(Data)

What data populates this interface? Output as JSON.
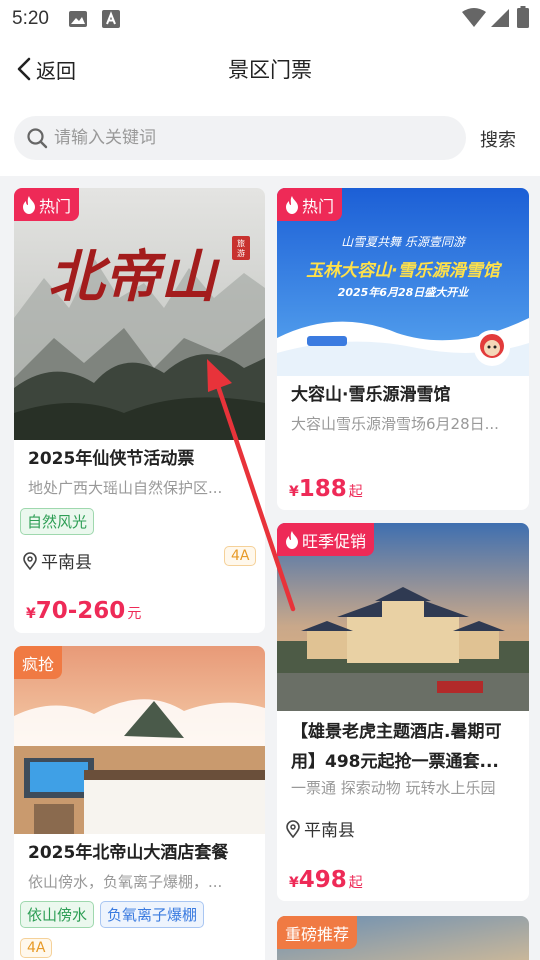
{
  "status_bar": {
    "time": "5:20"
  },
  "nav": {
    "back_label": "返回",
    "title": "景区门票"
  },
  "search": {
    "placeholder": "请输入关键词",
    "value": "",
    "button_label": "搜索"
  },
  "colors": {
    "accent": "#ee2a57",
    "badge_orange": "#f07a43",
    "tag_green": "#2e9e55",
    "tag_blue": "#3b7be0",
    "level_orange": "#e79a27"
  },
  "cards": [
    {
      "badge": "热门",
      "image_logo_text": "北帝山",
      "image_seal_text": "旅游",
      "title": "2025年仙侠节活动票",
      "subtitle": "地处广西大瑶山自然保护区...",
      "tags": [
        "自然风光"
      ],
      "level": "4A",
      "location": "平南县",
      "price_currency": "¥",
      "price": "70-260",
      "price_unit": "元"
    },
    {
      "badge": "热门",
      "image_banner_line1": "山雪夏共舞  乐源壹同游",
      "image_banner_line2": "玉林大容山·雪乐源滑雪馆",
      "image_banner_line3": "2025年6月28日盛大开业",
      "title": "大容山·雪乐源滑雪馆",
      "subtitle": "大容山雪乐源滑雪场6月28日...",
      "price_currency": "¥",
      "price": "188",
      "price_unit": "起"
    },
    {
      "badge": "旺季促销",
      "title": "【雄景老虎主题酒店.暑期可用】498元起抢一票通套...",
      "subtitle": "一票通 探索动物 玩转水上乐园",
      "location": "平南县",
      "price_currency": "¥",
      "price": "498",
      "price_unit": "起"
    },
    {
      "badge": "疯抢",
      "title": "2025年北帝山大酒店套餐",
      "subtitle": "依山傍水，负氧离子爆棚，...",
      "tags": [
        "依山傍水",
        "负氧离子爆棚"
      ],
      "level": "4A"
    },
    {
      "badge": "重磅推荐"
    }
  ]
}
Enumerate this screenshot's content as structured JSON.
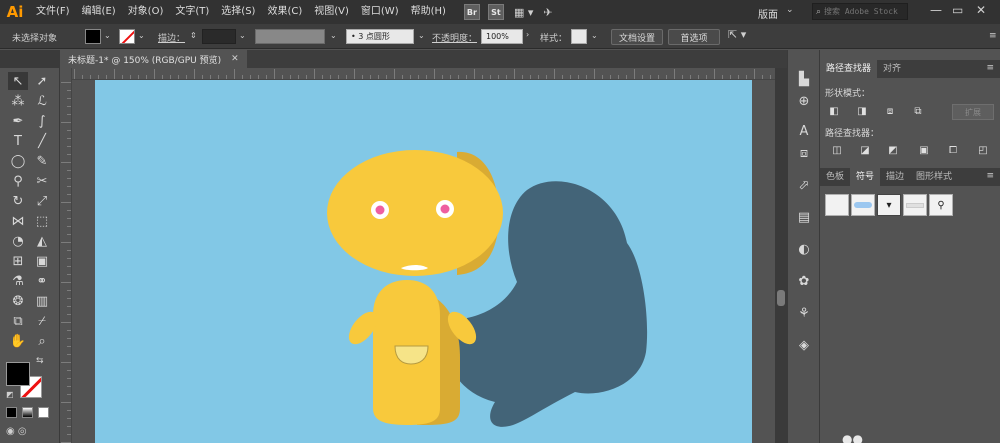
{
  "app": {
    "logo": "Ai"
  },
  "menu": {
    "items": [
      "文件(F)",
      "编辑(E)",
      "对象(O)",
      "文字(T)",
      "选择(S)",
      "效果(C)",
      "视图(V)",
      "窗口(W)",
      "帮助(H)"
    ],
    "bridge": "Br",
    "stock": "St",
    "workspace": "版面",
    "search_placeholder": "搜索 Adobe Stock"
  },
  "control": {
    "selection": "未选择对象",
    "stroke_label": "描边：",
    "brush": "3 点圆形",
    "opacity_label": "不透明度：",
    "opacity_value": "100%",
    "style_label": "样式：",
    "doc_settings": "文档设置",
    "prefs": "首选项"
  },
  "document": {
    "tab_title": "未标题-1* @ 150% (RGB/GPU 预览)"
  },
  "panels": {
    "top_tabs": [
      "路径查找器",
      "对齐"
    ],
    "shape_modes_label": "形状模式：",
    "pathfinders_label": "路径查找器：",
    "expand": "扩展",
    "bottom_tabs": [
      "色板",
      "符号",
      "描边",
      "图形样式"
    ]
  },
  "colors": {
    "artboard": "#82c8e6",
    "character_yellow": "#f8c93c",
    "character_shade": "#d9ab33",
    "shadow": "#436478",
    "accent": "#ff9a00"
  },
  "icons": {
    "tools": [
      "selection-arrow",
      "direct-selection-arrow",
      "magic-wand",
      "lasso",
      "pen",
      "curvature",
      "type",
      "line-segment",
      "ellipse",
      "paintbrush",
      "shaper",
      "scissors",
      "rotate",
      "scale",
      "width",
      "free-transform",
      "shape-builder",
      "perspective-grid",
      "mesh",
      "gradient",
      "eyedropper",
      "blend",
      "symbol-sprayer",
      "column-graph",
      "artboard",
      "slice",
      "hand",
      "zoom"
    ],
    "dock": [
      "color-guide",
      "appearance",
      "character",
      "transform",
      "gradient",
      "transparency",
      "brushes",
      "symbols",
      "graphic-styles",
      "layers"
    ]
  }
}
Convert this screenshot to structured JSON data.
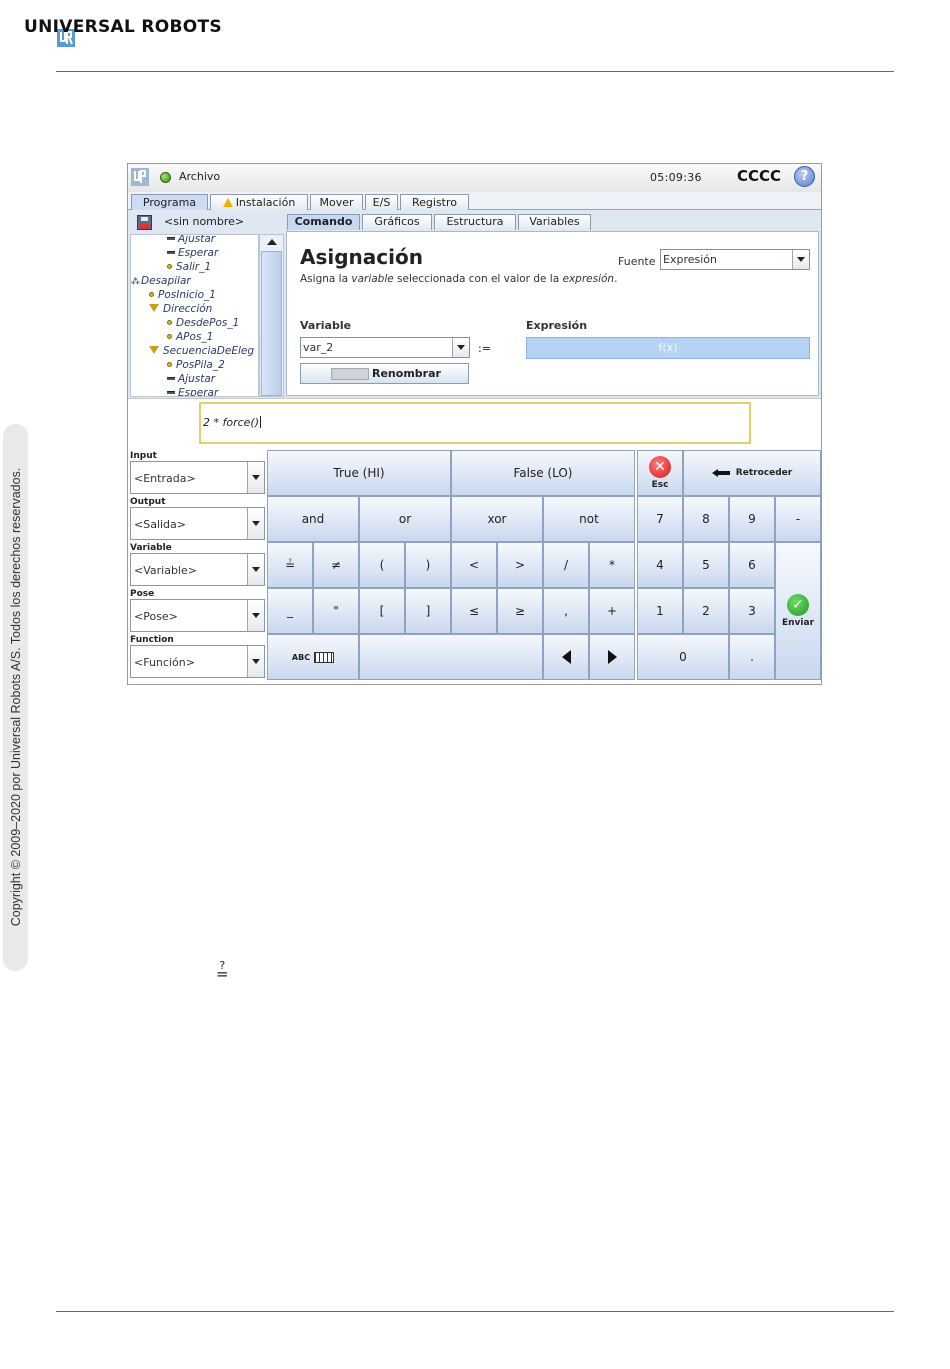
{
  "brand": {
    "name": "UNIVERSAL ROBOTS"
  },
  "copyright": "Copyright © 2009–2020 por Universal Robots A/S. Todos los derechos reservados.",
  "symbol_note": "?\n=",
  "app": {
    "file_menu": "Archivo",
    "time": "05:09:36",
    "robot_name": "CCCC",
    "help": "?",
    "main_tabs": [
      "Programa",
      "Instalación",
      "Mover",
      "E/S",
      "Registro"
    ],
    "file_name": "<sin nombre>",
    "sub_tabs": [
      "Comando",
      "Gráficos",
      "Estructura",
      "Variables"
    ]
  },
  "tree": [
    {
      "label": "Ajustar",
      "icon": "bar-icon"
    },
    {
      "label": "Esperar",
      "icon": "bar-icon"
    },
    {
      "label": "Salir_1",
      "icon": "waypoint-icon"
    },
    {
      "label": "Desapilar",
      "icon": "tree-icon"
    },
    {
      "label": "PosInicio_1",
      "icon": "waypoint-icon"
    },
    {
      "label": "Dirección",
      "icon": "triangle-icon"
    },
    {
      "label": "DesdePos_1",
      "icon": "waypoint-icon"
    },
    {
      "label": "APos_1",
      "icon": "waypoint-icon"
    },
    {
      "label": "SecuenciaDeEleg",
      "icon": "triangle-icon"
    },
    {
      "label": "PosPila_2",
      "icon": "waypoint-icon"
    },
    {
      "label": "Ajustar",
      "icon": "bar-icon"
    },
    {
      "label": "Esperar",
      "icon": "bar-icon"
    }
  ],
  "assign": {
    "title": "Asignación",
    "desc_pre": "Asigna la ",
    "desc_var": "variable",
    "desc_mid": " seleccionada con el valor de la ",
    "desc_expr": "expresión",
    "desc_end": ".",
    "source_label": "Fuente",
    "source_value": "Expresión",
    "variable_label": "Variable",
    "variable_value": "var_2",
    "assign_op": ":=",
    "expression_label": "Expresión",
    "expression_placeholder": "f(x)",
    "rename_button": "Renombrar"
  },
  "expression_text": "2 * force()",
  "keyboard": {
    "side": [
      {
        "label": "Input",
        "value": "<Entrada>"
      },
      {
        "label": "Output",
        "value": "<Salida>"
      },
      {
        "label": "Variable",
        "value": "<Variable>"
      },
      {
        "label": "Pose",
        "value": "<Pose>"
      },
      {
        "label": "Function",
        "value": "<Función>"
      }
    ],
    "true_key": "True (HI)",
    "false_key": "False (LO)",
    "esc": "Esc",
    "backspace": "Retroceder",
    "logic": [
      "and",
      "or",
      "xor",
      "not"
    ],
    "row3": [
      "≟",
      "≠",
      "(",
      ")",
      "<",
      ">",
      "/",
      "*"
    ],
    "row4": [
      "_",
      "\"",
      "[",
      "]",
      "≤",
      "≥",
      ",",
      "+"
    ],
    "abc": "ABC",
    "numpad": [
      "7",
      "8",
      "9",
      "-",
      "4",
      "5",
      "6",
      "1",
      "2",
      "3",
      "0",
      "."
    ],
    "enter": "Enviar"
  }
}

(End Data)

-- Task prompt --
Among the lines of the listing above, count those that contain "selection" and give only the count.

-- Exercise result --
3